Please pray, asking the Holy Ghost if the moment be now, and if so to give Our Blessed Lady leave to use a small corps of Her little spiritual family, united in a personal Apostolic Administration, to be the light cavalry who, by her grace, fill the breach. Should reconciliation with the Society not be had before he dies, perhaps the Holy Father will wish to accomplish hoped-for reform using others.
In the words of Blessed St. Paul, preached Sunday to inaugurate the advent of the Christ:
Love therefore is the fulfilling of the law.
And that knowing the season; that it is now the hour for us to rise from sleep. For now our salvation is nearer than when we believed. The night is passed, and the day is at hand. Let us therefore cast off the works of darkness, and put on the armour of light. Let us walk honestly, as in the day: not in rioting and drunkenness, not in chambering and impurities, not in contention and envy: But put ye on the Lord Jesus Christ, and make not provision for the flesh in its concupiscences. (Romans, xiii, 10-14)
For Christ Jesus! Strength and honor!
1. That is, the canonical institution.
2. That is, illegally revoking the juridic basis of the Society and blocking appeal thereof by means outside of the law.
3. A term coined by Cardinal Bea, and used by him to command obedience of Archbishop Lefevbre to the decisions of those who were demanding he acquiesce to the magisterium of what today the Successor of Peter calls the “hermeneutic of discontinuity” following the Second Vatican Council. It is thus a shame that so many traditional Catholics use this term, often imperiling by confusion their own faith in the Church, when opposing the same wrongs which the Archbishop defied only on the basis of the perennial Roman magisterium.

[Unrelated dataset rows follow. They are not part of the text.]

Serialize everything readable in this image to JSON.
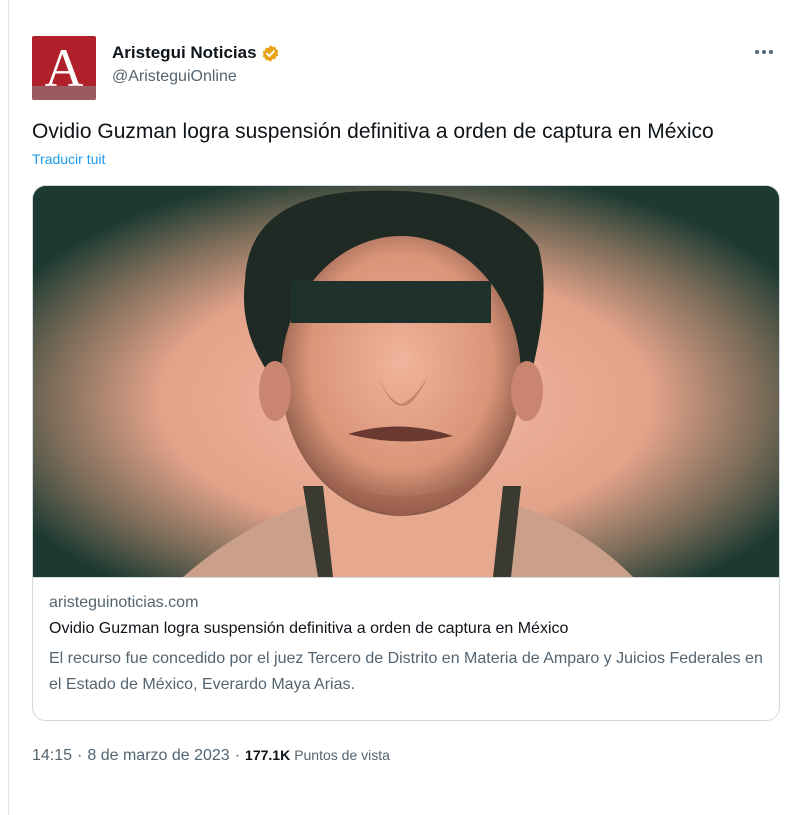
{
  "author": {
    "display_name": "Aristegui Noticias",
    "handle": "@AristeguiOnline",
    "avatar_letter": "A",
    "avatar_color": "#b0202a",
    "verified_badge_color": "#e8a317"
  },
  "tweet": {
    "text": "Ovidio Guzman logra suspensión definitiva a orden de captura en México",
    "translate_label": "Traducir tuit"
  },
  "card": {
    "image_icon": "portrait-photo",
    "domain": "aristeguinoticias.com",
    "title": "Ovidio Guzman logra suspensión definitiva a orden de captura en México",
    "description": "El recurso fue concedido por el juez Tercero de Distrito en Materia de Amparo y Juicios Federales en el Estado de México, Everardo Maya Arias."
  },
  "meta": {
    "time": "14:15",
    "separator": "·",
    "date": "8 de marzo de 2023",
    "views_count": "177.1K",
    "views_label": "Puntos de vista"
  },
  "colors": {
    "accent": "#1d9bf0",
    "secondary_text": "#536471",
    "photo_tint": "#e8a58e",
    "photo_shadow": "#1c3a32"
  }
}
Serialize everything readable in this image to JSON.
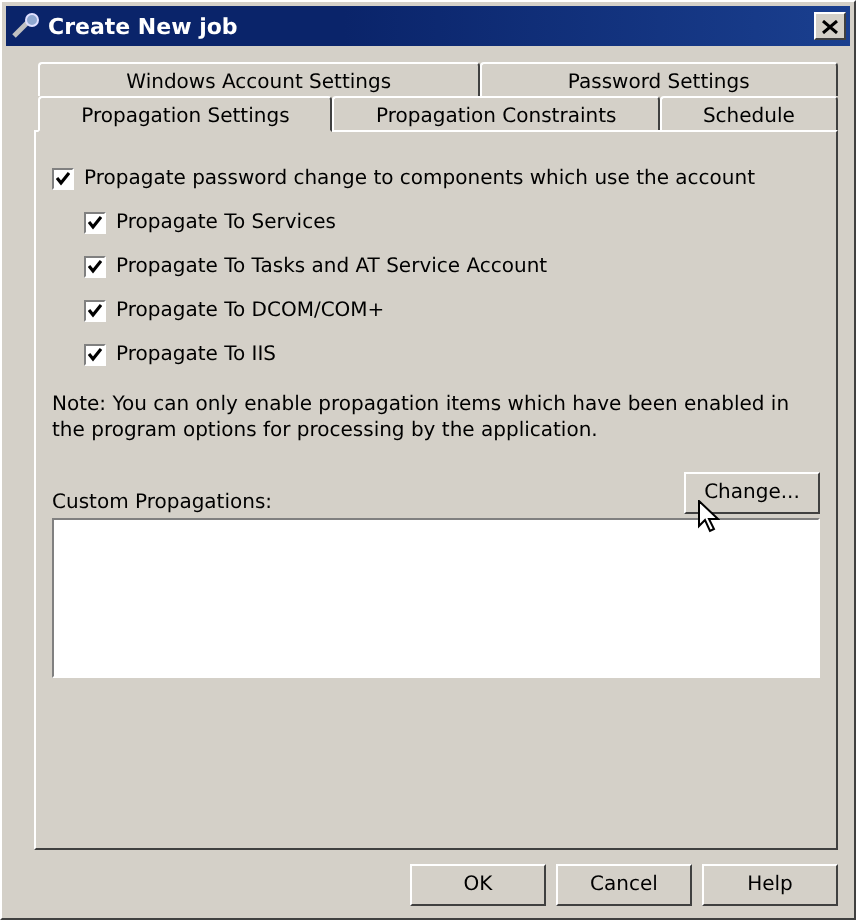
{
  "window": {
    "title": "Create New job"
  },
  "tab_rows": [
    [
      {
        "label": "Windows Account Settings",
        "selected": false
      },
      {
        "label": "Password Settings",
        "selected": false
      }
    ],
    [
      {
        "label": "Propagation Settings",
        "selected": true
      },
      {
        "label": "Propagation Constraints",
        "selected": false
      },
      {
        "label": "Schedule",
        "selected": false
      }
    ]
  ],
  "propagate": {
    "label": "Propagate password change to components which use the account",
    "checked": true,
    "children": [
      {
        "label": "Propagate To Services",
        "checked": true
      },
      {
        "label": "Propagate To Tasks and AT Service Account",
        "checked": true
      },
      {
        "label": "Propagate To DCOM/COM+",
        "checked": true
      },
      {
        "label": "Propagate To IIS",
        "checked": true
      }
    ]
  },
  "note": "Note: You can only enable propagation items which have been enabled in the program options for processing by the application.",
  "custom_propagations": {
    "label": "Custom Propagations:",
    "button": "Change..."
  },
  "buttons": [
    "OK",
    "Cancel",
    "Help"
  ]
}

4. Confer the letter to Bishops attached to the motu proprio, Summorum Pontificum, 7 July 2007.
5. What are some of the signs of the Society’s departure from the Archbishop’s Catholic position?
a. The establishment of quasi-tribunals to judge marital cases.
b. The election of a bishop to head the Society.
c. The casting, publicly, of doubts and aspersions on certain of the canonizations declared by the Roman pontiffs.
d. The publication by clerics of the Society of doubts and aspersions on the validity in principle of the novus ordo missae.
e. The expulsion of Fr. Paul Aulagnier, practically a co-founder with Archbishop Lefebvre of the Society of St. Pius X.